#### [EXERCISE AIM]
Please give again every entry exactly as it appears, setting aside the pictures.

(Records drawn from a dataset)
------------------------------------------------------------
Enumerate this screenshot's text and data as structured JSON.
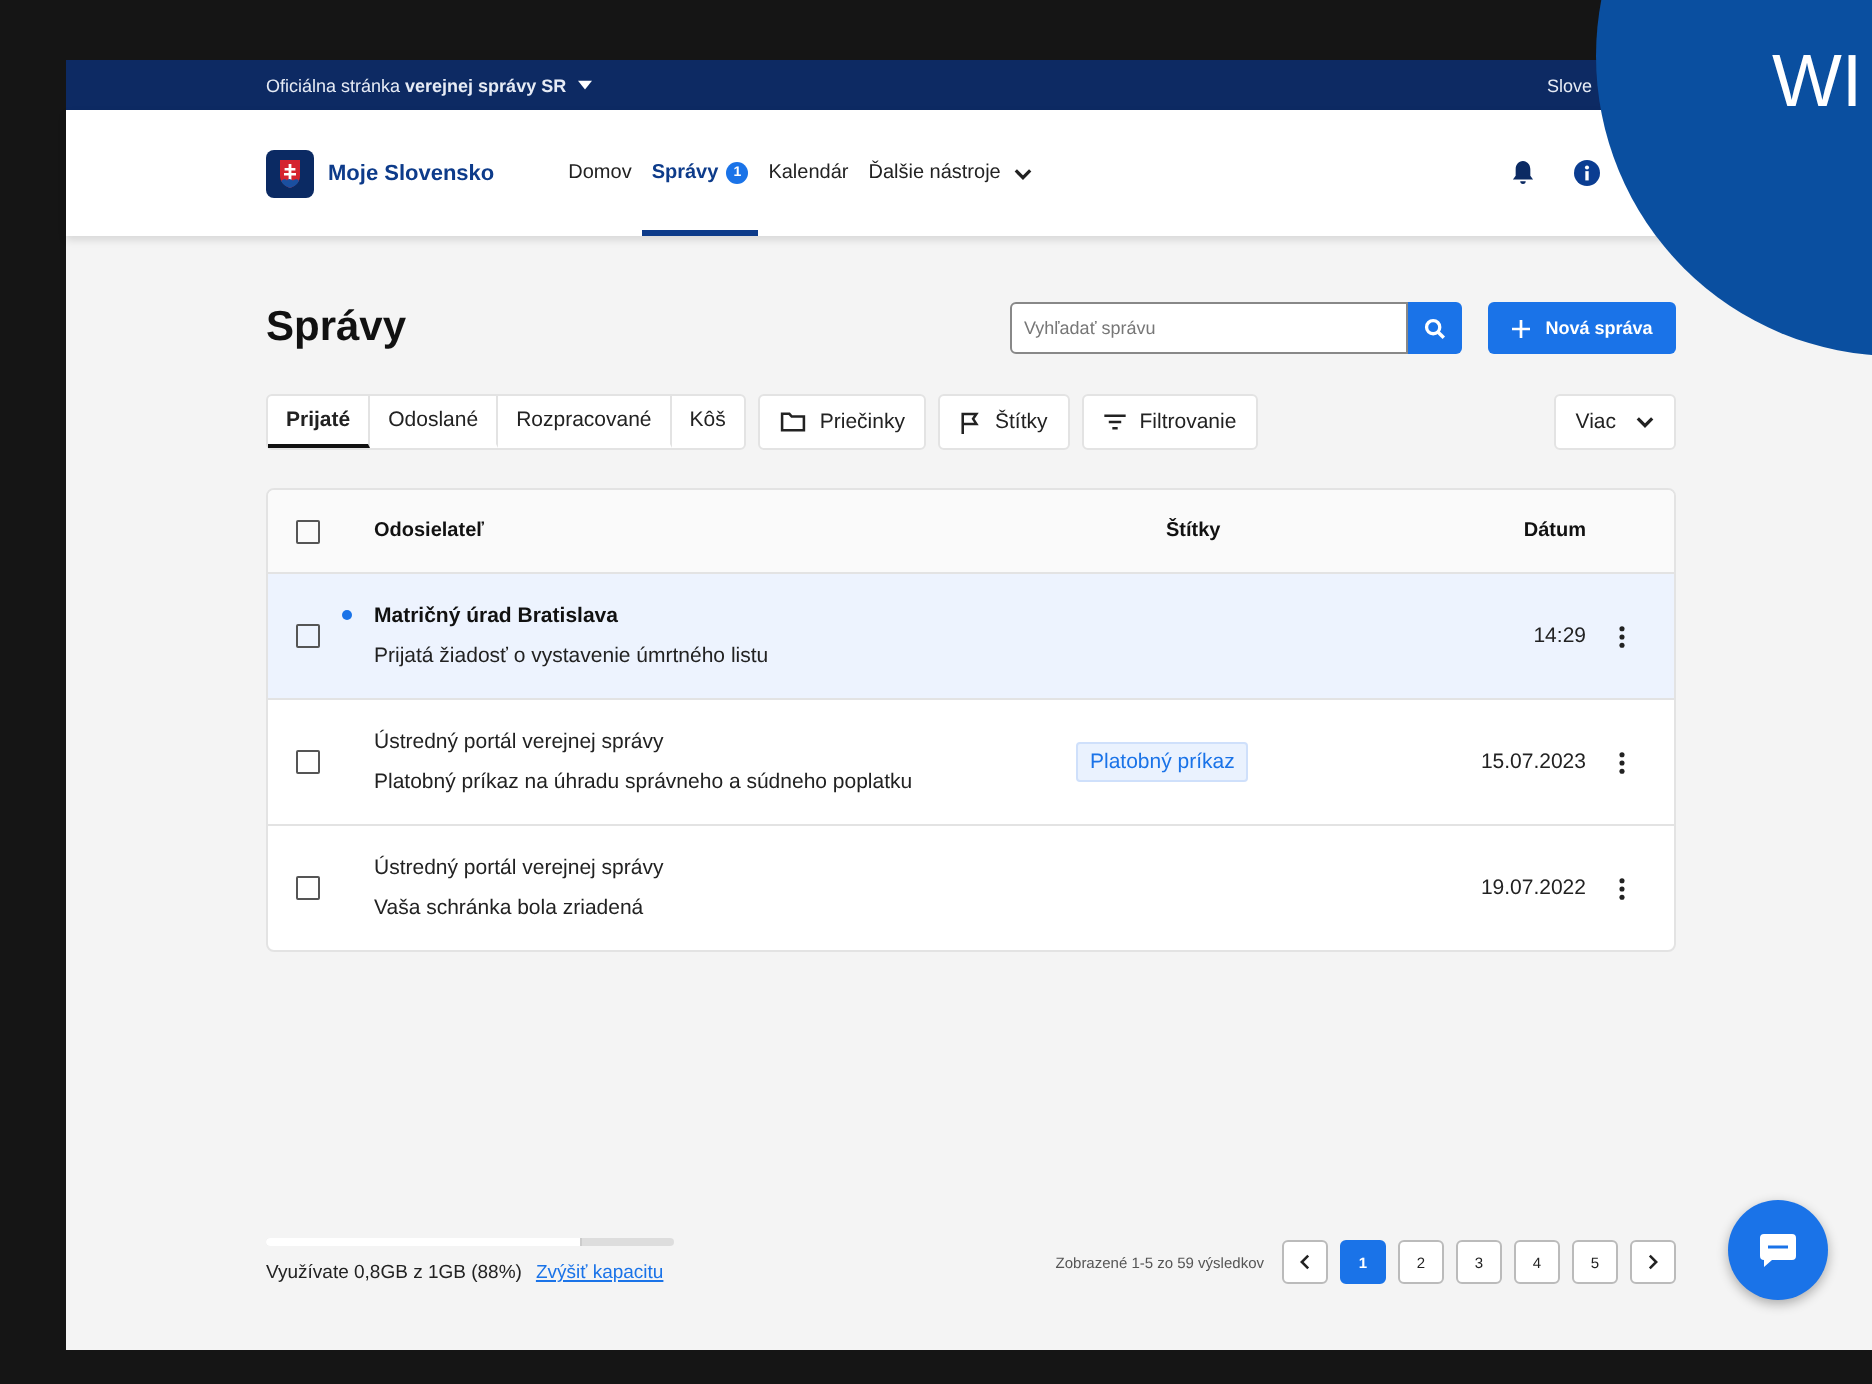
{
  "top_bar": {
    "text": "Oficiálna stránka **verejnej správy SR**",
    "language": "Slove"
  },
  "overlay_badge": {
    "text": "WI"
  },
  "header": {
    "logo_text": "Moje Slovensko",
    "nav": [
      {
        "label": "Domov",
        "selected": false
      },
      {
        "label": "Správy",
        "selected": true,
        "badge": "1"
      },
      {
        "label": "Kalendár",
        "selected": false
      },
      {
        "label": "Ďalšie nástroje",
        "selected": false,
        "dropdown": true
      }
    ]
  },
  "page": {
    "title": "Správy",
    "search": {
      "placeholder": "Vyhľadať správu"
    },
    "new_button": "Nová správa"
  },
  "tabs": [
    {
      "label": "Prijaté",
      "selected": true
    },
    {
      "label": "Odoslané",
      "selected": false
    },
    {
      "label": "Rozpracované",
      "selected": false
    },
    {
      "label": "Kôš",
      "selected": false
    }
  ],
  "tools": [
    {
      "label": "Priečinky",
      "kind": "folder"
    },
    {
      "label": "Štítky",
      "kind": "flag"
    },
    {
      "label": "Filtrovanie",
      "kind": "filter"
    }
  ],
  "more_button": "Viac",
  "table": {
    "columns": [
      "Odosielateľ",
      "Štítky",
      "Dátum"
    ],
    "header_checked": false,
    "rows": [
      {
        "sender": "Matričný úrad Bratislava",
        "subject": "Prijatá žiadosť o vystavenie úmrtného listu",
        "unread": true,
        "date": "14:29",
        "checked": false
      },
      {
        "sender": "Ústredný portál verejnej správy",
        "subject": "Platobný príkaz na úhradu správneho a súdneho poplatku",
        "unread": false,
        "tag": "Platobný príkaz",
        "date": "15.07.2023",
        "checked": false
      },
      {
        "sender": "Ústredný portál verejnej správy",
        "subject": "Vaša schránka bola zriadená",
        "unread": false,
        "date": "19.07.2022",
        "checked": false
      }
    ]
  },
  "storage": {
    "level": 0.77,
    "text": "Využívate 0,8GB z 1GB (88%)",
    "link": "Zvýšiť kapacitu"
  },
  "pagination": {
    "summary": "Zobrazené 1-5 zo 59 výsledkov",
    "pages": [
      {
        "label": "1",
        "selected": true
      },
      {
        "label": "2",
        "selected": false
      },
      {
        "label": "3",
        "selected": false
      },
      {
        "label": "4",
        "selected": false
      },
      {
        "label": "5",
        "selected": false
      }
    ]
  }
}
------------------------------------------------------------
#### [ANSWER BOX]
Enumerate this screenshot's text and data as structured JSON.
{
  "top_bar": {
    "text": "Oficiálna stránka **verejnej správy SR**",
    "language": "Slove"
  },
  "overlay_badge": {
    "text": "WI"
  },
  "header": {
    "logo_text": "Moje Slovensko",
    "nav": [
      {
        "label": "Domov",
        "selected": false
      },
      {
        "label": "Správy",
        "selected": true,
        "badge": "1"
      },
      {
        "label": "Kalendár",
        "selected": false
      },
      {
        "label": "Ďalšie nástroje",
        "selected": false,
        "dropdown": true
      }
    ]
  },
  "page": {
    "title": "Správy",
    "search": {
      "placeholder": "Vyhľadať správu"
    },
    "new_button": "Nová správa"
  },
  "tabs": [
    {
      "label": "Prijaté",
      "selected": true
    },
    {
      "label": "Odoslané",
      "selected": false
    },
    {
      "label": "Rozpracované",
      "selected": false
    },
    {
      "label": "Kôš",
      "selected": false
    }
  ],
  "tools": [
    {
      "label": "Priečinky",
      "kind": "folder"
    },
    {
      "label": "Štítky",
      "kind": "flag"
    },
    {
      "label": "Filtrovanie",
      "kind": "filter"
    }
  ],
  "more_button": "Viac",
  "table": {
    "columns": [
      "Odosielateľ",
      "Štítky",
      "Dátum"
    ],
    "header_checked": false,
    "rows": [
      {
        "sender": "Matričný úrad Bratislava",
        "subject": "Prijatá žiadosť o vystavenie úmrtného listu",
        "unread": true,
        "date": "14:29",
        "checked": false
      },
      {
        "sender": "Ústredný portál verejnej správy",
        "subject": "Platobný príkaz na úhradu správneho a súdneho poplatku",
        "unread": false,
        "tag": "Platobný príkaz",
        "date": "15.07.2023",
        "checked": false
      },
      {
        "sender": "Ústredný portál verejnej správy",
        "subject": "Vaša schránka bola zriadená",
        "unread": false,
        "date": "19.07.2022",
        "checked": false
      }
    ]
  },
  "storage": {
    "level": 0.77,
    "text": "Využívate 0,8GB z 1GB (88%)",
    "link": "Zvýšiť kapacitu"
  },
  "pagination": {
    "summary": "Zobrazené 1-5 zo 59 výsledkov",
    "pages": [
      {
        "label": "1",
        "selected": true
      },
      {
        "label": "2",
        "selected": false
      },
      {
        "label": "3",
        "selected": false
      },
      {
        "label": "4",
        "selected": false
      },
      {
        "label": "5",
        "selected": false
      }
    ]
  }
}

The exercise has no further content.